### INSTRUCTIONS TO FOLLOW
Across all of the records below, determine the number of lines containing the string "system"; reply with that number only.
··· WORKING DATA
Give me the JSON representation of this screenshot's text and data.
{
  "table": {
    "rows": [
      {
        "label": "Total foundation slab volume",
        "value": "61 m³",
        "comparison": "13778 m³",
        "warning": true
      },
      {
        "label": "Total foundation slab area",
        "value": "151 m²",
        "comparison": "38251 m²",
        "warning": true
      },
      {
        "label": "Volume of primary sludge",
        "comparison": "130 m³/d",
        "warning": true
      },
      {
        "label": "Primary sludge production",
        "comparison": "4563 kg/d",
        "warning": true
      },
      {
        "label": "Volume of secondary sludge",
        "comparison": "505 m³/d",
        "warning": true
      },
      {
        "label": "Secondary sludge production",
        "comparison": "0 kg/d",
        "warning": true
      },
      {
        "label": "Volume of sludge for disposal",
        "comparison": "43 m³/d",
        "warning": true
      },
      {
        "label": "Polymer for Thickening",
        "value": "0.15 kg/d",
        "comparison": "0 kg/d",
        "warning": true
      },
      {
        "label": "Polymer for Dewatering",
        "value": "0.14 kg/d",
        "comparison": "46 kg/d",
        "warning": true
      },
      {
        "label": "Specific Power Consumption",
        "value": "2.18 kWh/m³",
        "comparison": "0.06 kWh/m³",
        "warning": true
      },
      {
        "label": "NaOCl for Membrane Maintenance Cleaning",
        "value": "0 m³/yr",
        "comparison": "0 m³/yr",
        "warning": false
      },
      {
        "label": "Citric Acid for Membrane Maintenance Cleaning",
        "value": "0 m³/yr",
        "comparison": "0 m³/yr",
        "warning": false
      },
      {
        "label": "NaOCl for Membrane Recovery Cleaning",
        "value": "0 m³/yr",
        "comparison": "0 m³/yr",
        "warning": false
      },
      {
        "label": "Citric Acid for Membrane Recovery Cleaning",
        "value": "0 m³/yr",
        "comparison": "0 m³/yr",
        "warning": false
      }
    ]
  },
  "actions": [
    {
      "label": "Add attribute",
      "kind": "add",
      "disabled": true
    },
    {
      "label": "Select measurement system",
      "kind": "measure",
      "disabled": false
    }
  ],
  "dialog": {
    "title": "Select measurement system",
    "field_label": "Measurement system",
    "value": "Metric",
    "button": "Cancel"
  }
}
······
### RESULT FOR THIS TASK
3